There’s a section of the Pigeon River up near Vanderbilt that stays open year round but with some restrictions for keeping trout. The Pigeon winds through some very remote country with a a great mix of gravel bottom and sand bottom areas. In the late fall large brown trout move upstream to spawn and it is a chance to catch (and release in my case) a trophy fish. I rose early Monday morning and made the four hour drive.
I could see from weather reports and the DNR daily report on stream conditions (right hand column) that the river was going to be high. I thought by the time I was up there the stream water level would drop. Instead, the river was very high and carrying a lot of mud making it resemble a moving, watery vanilla milkshake. I had never seen a river look quite like this.
When I dipped my lure in the water it totally disappeared six inches down. So, not good. It would be nearly impossible for fish to see the lure. I put on my biggest, flashiest #13 silver minnow and started casting. There’s a good sandy stretch that Feral, Natch and I have all caught good fish and that was my destination.
I managed to get into the stream just above a beaver dam but crossing to the other side where I could place a few critical casts was impossible and dangerous. If I was not alone I might have chanced it. So I backtracked out and went up to a spot upstream where I knew I could makes some casts along the bank. I managed to get into the stream and fish a good bend. Long story short – I never saw a fish, not even a strike.
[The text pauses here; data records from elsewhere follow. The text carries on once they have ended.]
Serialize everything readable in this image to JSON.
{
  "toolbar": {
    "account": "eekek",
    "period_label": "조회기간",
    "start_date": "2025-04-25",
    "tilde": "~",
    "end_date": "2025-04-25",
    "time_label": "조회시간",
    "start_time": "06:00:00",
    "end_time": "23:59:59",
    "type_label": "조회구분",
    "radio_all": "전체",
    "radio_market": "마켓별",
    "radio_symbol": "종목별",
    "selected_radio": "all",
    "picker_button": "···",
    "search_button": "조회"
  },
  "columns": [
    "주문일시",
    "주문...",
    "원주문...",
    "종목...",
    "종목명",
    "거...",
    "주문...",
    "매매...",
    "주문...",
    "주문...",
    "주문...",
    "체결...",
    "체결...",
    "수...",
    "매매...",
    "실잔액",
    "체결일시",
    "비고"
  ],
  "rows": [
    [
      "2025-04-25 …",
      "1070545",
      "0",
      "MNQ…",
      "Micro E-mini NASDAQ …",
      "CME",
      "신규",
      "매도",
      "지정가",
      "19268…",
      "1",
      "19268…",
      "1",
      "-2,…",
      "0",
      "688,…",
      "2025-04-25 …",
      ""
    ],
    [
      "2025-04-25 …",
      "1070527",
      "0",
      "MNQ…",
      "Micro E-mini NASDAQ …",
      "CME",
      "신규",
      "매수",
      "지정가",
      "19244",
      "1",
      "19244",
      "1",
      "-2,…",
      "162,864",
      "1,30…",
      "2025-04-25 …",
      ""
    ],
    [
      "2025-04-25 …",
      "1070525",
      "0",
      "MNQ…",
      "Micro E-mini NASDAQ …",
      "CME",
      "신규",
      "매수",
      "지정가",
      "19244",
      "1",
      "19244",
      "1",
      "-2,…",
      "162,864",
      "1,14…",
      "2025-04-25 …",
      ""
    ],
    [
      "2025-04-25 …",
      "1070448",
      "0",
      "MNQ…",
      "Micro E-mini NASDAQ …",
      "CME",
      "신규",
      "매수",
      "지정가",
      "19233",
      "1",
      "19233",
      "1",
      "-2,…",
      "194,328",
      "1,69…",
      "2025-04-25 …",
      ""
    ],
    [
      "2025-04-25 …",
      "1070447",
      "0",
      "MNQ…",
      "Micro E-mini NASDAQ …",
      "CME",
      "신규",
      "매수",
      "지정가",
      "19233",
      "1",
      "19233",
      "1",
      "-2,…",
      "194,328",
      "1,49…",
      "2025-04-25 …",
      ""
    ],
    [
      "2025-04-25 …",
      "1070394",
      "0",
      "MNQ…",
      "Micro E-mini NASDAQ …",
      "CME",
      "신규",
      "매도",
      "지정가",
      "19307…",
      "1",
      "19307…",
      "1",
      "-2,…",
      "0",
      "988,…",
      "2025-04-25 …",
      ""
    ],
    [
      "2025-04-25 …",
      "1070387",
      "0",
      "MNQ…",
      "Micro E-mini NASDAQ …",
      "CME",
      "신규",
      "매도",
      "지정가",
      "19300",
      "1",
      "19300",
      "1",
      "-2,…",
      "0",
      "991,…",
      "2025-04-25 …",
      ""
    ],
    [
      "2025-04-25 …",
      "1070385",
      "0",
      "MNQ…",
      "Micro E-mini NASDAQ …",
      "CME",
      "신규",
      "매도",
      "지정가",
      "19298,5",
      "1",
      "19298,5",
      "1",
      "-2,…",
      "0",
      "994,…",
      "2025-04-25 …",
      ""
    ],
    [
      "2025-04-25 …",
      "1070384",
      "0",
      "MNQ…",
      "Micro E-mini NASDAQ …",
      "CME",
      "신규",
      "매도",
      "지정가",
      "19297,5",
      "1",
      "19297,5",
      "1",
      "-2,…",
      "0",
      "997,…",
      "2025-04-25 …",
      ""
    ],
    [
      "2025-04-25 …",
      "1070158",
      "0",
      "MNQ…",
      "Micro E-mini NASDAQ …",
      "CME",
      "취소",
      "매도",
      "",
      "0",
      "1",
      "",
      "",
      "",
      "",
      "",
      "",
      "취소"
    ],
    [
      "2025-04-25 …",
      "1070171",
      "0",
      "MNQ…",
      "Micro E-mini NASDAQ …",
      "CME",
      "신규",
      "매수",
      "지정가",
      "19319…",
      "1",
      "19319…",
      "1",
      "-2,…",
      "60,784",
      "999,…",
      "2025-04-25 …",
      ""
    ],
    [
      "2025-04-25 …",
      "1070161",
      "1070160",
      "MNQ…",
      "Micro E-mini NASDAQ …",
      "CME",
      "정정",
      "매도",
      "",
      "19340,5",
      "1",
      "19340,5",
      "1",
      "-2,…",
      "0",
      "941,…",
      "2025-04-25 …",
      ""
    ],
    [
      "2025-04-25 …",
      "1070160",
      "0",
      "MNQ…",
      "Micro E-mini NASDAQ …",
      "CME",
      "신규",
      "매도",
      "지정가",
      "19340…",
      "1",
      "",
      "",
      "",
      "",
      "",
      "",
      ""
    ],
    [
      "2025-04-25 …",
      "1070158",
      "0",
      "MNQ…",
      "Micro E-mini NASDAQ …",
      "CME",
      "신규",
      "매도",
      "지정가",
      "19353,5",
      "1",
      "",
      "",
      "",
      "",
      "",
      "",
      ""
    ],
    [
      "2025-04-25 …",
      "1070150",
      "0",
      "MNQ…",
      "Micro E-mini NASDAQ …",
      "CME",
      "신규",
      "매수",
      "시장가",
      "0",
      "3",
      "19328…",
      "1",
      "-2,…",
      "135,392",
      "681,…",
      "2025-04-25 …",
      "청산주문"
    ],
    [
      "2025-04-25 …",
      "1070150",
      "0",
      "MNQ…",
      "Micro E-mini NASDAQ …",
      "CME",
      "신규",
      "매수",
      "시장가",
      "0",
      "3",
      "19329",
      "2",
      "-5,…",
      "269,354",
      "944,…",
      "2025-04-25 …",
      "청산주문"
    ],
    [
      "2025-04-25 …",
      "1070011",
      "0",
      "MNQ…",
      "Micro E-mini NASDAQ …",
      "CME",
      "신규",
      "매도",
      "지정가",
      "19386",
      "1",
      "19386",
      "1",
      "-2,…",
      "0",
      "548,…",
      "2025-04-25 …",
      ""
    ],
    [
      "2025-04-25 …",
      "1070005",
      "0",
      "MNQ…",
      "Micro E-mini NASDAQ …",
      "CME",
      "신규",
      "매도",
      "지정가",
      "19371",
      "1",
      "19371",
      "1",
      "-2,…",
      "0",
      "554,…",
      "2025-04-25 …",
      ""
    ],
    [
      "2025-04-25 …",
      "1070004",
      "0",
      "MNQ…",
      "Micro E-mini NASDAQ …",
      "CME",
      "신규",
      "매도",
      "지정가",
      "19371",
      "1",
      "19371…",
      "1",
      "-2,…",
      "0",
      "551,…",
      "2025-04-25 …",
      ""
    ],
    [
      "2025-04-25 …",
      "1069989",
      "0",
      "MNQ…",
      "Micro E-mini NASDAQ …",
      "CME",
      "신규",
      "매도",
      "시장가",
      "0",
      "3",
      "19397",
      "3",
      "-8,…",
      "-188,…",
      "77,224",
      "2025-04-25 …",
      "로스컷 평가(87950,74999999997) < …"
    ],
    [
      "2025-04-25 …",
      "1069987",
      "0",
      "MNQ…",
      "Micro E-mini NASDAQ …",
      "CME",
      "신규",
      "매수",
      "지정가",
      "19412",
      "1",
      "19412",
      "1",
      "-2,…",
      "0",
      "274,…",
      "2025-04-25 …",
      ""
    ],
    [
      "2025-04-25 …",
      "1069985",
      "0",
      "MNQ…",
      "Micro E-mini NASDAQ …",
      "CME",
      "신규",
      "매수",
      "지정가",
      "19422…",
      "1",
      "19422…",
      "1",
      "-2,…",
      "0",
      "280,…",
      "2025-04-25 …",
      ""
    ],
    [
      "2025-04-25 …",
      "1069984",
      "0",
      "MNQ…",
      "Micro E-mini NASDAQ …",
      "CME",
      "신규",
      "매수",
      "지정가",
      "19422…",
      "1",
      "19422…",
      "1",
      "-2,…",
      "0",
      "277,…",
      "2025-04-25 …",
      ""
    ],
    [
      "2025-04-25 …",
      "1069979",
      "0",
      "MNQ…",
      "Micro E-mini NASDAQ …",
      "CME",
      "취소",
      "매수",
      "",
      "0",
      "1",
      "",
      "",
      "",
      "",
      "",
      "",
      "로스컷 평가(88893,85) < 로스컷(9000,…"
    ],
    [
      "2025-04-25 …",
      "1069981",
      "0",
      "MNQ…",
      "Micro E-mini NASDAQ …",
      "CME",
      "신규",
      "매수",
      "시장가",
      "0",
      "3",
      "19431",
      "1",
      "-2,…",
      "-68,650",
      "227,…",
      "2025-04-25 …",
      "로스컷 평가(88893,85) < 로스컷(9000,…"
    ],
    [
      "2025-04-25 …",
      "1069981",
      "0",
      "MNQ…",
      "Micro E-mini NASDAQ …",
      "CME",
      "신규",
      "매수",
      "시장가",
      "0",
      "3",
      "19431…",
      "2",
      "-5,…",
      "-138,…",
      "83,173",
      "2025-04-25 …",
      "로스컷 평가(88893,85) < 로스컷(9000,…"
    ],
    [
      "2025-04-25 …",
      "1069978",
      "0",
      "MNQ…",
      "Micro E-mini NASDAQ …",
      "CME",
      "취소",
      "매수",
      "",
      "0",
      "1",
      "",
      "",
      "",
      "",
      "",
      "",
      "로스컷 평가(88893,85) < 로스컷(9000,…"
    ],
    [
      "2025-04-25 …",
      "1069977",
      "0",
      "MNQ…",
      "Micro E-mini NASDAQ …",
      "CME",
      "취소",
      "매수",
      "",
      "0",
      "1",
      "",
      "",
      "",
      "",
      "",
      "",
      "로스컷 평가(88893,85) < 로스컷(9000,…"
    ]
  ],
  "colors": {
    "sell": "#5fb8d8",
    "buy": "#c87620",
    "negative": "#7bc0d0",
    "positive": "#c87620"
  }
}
But that’s OK. Just needed to get away for a day. Take one more shot. It’s a long time before trout season comes around again.